In the world of typography and design, something about which I knew a fair bit once upon a time, my all-time favourite quote comes from a man called Derek Birdsall. “White space is the lungs of the layout. It’s not there for aesthetic reasons. It’s there for physical reasons.” So, so true.
And white space doesn’t have to be all that white. The point can be made with shadow or silhouette, with obscurity and with suggestion. The negative can imply the positive, and all that jazz. A portrait is more than just a face lit-nicely-a-bit-from-the-side.
These portraits all have something of the spirit of Birdsall about them, I hope:
Exif*: 190mm; ISO 800; f/2.8; 1/200
And so to the ever-unassuming Robert Brook. Bit of an in-joke here: Robert is famous on the Internet for never having had a profile picture. It chimes with his modest personality, so an anti-portrait by way of silhouette gave me an interesting capture, and a bit of a laugh.
Exif: 70mm; ISO 400; f/4.5; 1/200
The shadow is the close cousin of the silhouette when it comes to portraits-that-aren’t-quite. Anthony Rose, flamboyant digital rebel and all that, has a great mane. So much so that casting it against his title slide said as much about his presence on stage than a dull old shot of his actual face.
Exif: 150mm; ISO 400; f/4.0; 1/160
Even without resorting to the dark trickery of shadows and silhouettes, the face shot without a face can still have an effect. The anonymous brass player at the summer fair doesn’t need a face as such: what we want to see is the crowd reflected (and oh, how beautifully reflected) in his instrument. That tells a story.
Exif: 200mm; ISO 100; f/6.3; 1/320
Oh go on then. Just one more. Here we will allow ourselves the luxury of being able to see the subject’s face. At the Labour Party Conference last year, I covered the session where a quiet 16-year-old called Rory Weal “did a Hague” and wowed the delegates in the main hall. Brilliant speech, and as he emerged into the pitch-black backstage area I had a moment to get what may in years to come be a striking portrait of a very young politician right after his first big moment. Or not. You never know.
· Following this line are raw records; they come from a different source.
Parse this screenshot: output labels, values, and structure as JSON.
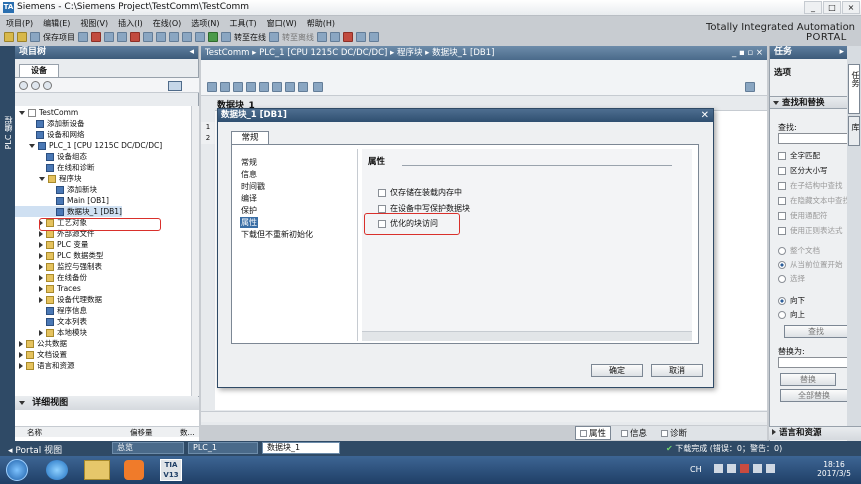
{
  "window": {
    "title": "Siemens - C:\\Siemens Project\\TestComm\\TestComm",
    "controls": [
      "_",
      "□",
      "×"
    ]
  },
  "menu": [
    "项目(P)",
    "编辑(E)",
    "视图(V)",
    "插入(I)",
    "在线(O)",
    "选项(N)",
    "工具(T)",
    "窗口(W)",
    "帮助(H)"
  ],
  "toolbar": {
    "save_label": "保存项目",
    "online_label": "转至在线",
    "offline_label": "转至离线"
  },
  "brand": {
    "line1": "Totally Integrated Automation",
    "line2": "PORTAL"
  },
  "left_tab": "PLC 编程",
  "project_tree": {
    "header": "项目树",
    "devices_tab": "设备",
    "items": [
      {
        "label": "TestComm",
        "level": 0,
        "icon": "doc"
      },
      {
        "label": "添加新设备",
        "level": 1,
        "icon": "blk"
      },
      {
        "label": "设备和网络",
        "level": 1,
        "icon": "blk"
      },
      {
        "label": "PLC_1 [CPU 1215C DC/DC/DC]",
        "level": 1,
        "icon": "blk"
      },
      {
        "label": "设备组态",
        "level": 2,
        "icon": "blk"
      },
      {
        "label": "在线和诊断",
        "level": 2,
        "icon": "blk"
      },
      {
        "label": "程序块",
        "level": 2,
        "icon": "fld"
      },
      {
        "label": "添加新块",
        "level": 3,
        "icon": "blk"
      },
      {
        "label": "Main [OB1]",
        "level": 3,
        "icon": "blk"
      },
      {
        "label": "数据块_1 [DB1]",
        "level": 3,
        "icon": "blk"
      },
      {
        "label": "工艺对象",
        "level": 2,
        "icon": "fld"
      },
      {
        "label": "外部源文件",
        "level": 2,
        "icon": "fld"
      },
      {
        "label": "PLC 变量",
        "level": 2,
        "icon": "fld"
      },
      {
        "label": "PLC 数据类型",
        "level": 2,
        "icon": "fld"
      },
      {
        "label": "监控与强制表",
        "level": 2,
        "icon": "fld"
      },
      {
        "label": "在线备份",
        "level": 2,
        "icon": "fld"
      },
      {
        "label": "Traces",
        "level": 2,
        "icon": "fld"
      },
      {
        "label": "设备代理数据",
        "level": 2,
        "icon": "fld"
      },
      {
        "label": "程序信息",
        "level": 2,
        "icon": "blk"
      },
      {
        "label": "文本列表",
        "level": 2,
        "icon": "blk"
      },
      {
        "label": "本地模块",
        "level": 2,
        "icon": "fld"
      },
      {
        "label": "公共数据",
        "level": 0,
        "icon": "fld"
      },
      {
        "label": "文档设置",
        "level": 0,
        "icon": "fld"
      },
      {
        "label": "语言和资源",
        "level": 0,
        "icon": "fld"
      }
    ]
  },
  "details_view": {
    "header": "详细视图",
    "col_name": "名称",
    "col_offset": "偏移量",
    "col_num": "数..."
  },
  "editor": {
    "breadcrumb": "TestComm ▸ PLC_1 [CPU 1215C DC/DC/DC] ▸ 程序块 ▸ 数据块_1 [DB1]",
    "block_title": "数据块_1",
    "row_numbers": [
      "1",
      "2"
    ]
  },
  "dialog": {
    "title": "数据块_1 [DB1]",
    "tab": "常规",
    "nav": [
      "常规",
      "信息",
      "时间戳",
      "编译",
      "保护",
      "属性",
      "下载但不重新初始化"
    ],
    "selected_nav": "属性",
    "section": "属性",
    "options": [
      {
        "label": "仅存储在装载内存中",
        "checked": false
      },
      {
        "label": "在设备中写保护数据块",
        "checked": false
      },
      {
        "label": "优化的块访问",
        "checked": false
      }
    ],
    "ok": "确定",
    "cancel": "取消"
  },
  "inspector": {
    "tabs": [
      "属性",
      "信息",
      "诊断"
    ]
  },
  "tasks": {
    "header": "任务",
    "options_label": "选项",
    "find_replace": "查找和替换",
    "find_label": "查找:",
    "checks": [
      {
        "label": "全字匹配",
        "enabled": true
      },
      {
        "label": "区分大小写",
        "enabled": true
      },
      {
        "label": "在子结构中查找",
        "enabled": false
      },
      {
        "label": "在隐藏文本中查找",
        "enabled": false
      },
      {
        "label": "使用通配符",
        "enabled": false
      },
      {
        "label": "使用正则表达式",
        "enabled": false
      }
    ],
    "radios": [
      {
        "label": "整个文档",
        "enabled": false,
        "selected": false
      },
      {
        "label": "从当前位置开始",
        "enabled": false,
        "selected": true
      },
      {
        "label": "选择",
        "enabled": false,
        "selected": false
      },
      {
        "label": "向下",
        "enabled": true,
        "selected": true
      },
      {
        "label": "向上",
        "enabled": true,
        "selected": false
      }
    ],
    "find_btn": "查找",
    "replace_label": "替换为:",
    "replace_btn": "替换",
    "replace_all_btn": "全部替换",
    "side_tabs": [
      "任务",
      "库"
    ],
    "lang_res": "语言和资源"
  },
  "bottom": {
    "portal_view": "Portal 视图",
    "tabs": [
      "总览",
      "PLC_1",
      "数据块_1"
    ],
    "status": "下载完成 (错误：0；警告：0)"
  },
  "taskbar": {
    "lang": "CH",
    "time": "18:16",
    "date": "2017/3/5"
  }
}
So this was all about using the Stygian gloom of the backstage blackout to bring through something of the isolated, yet poised sensation of a teenager in a too-big jacket who’s just realised he’s going to be on all the front pages tomorrow…
Exif: 80mm; ISO 1600; f/2.8; 1/40
*What the Exif notes mean: this is detailed data about how the photo was taken–first, the focal length of the lens, then ISO (the sensitivity of the sensor: low number for bright conditions, high for dark or indoors), then f number (the size of the hole that lets the light into the camera: low = big, high = small), finally the exposure time (how long the shutter is open) in seconds.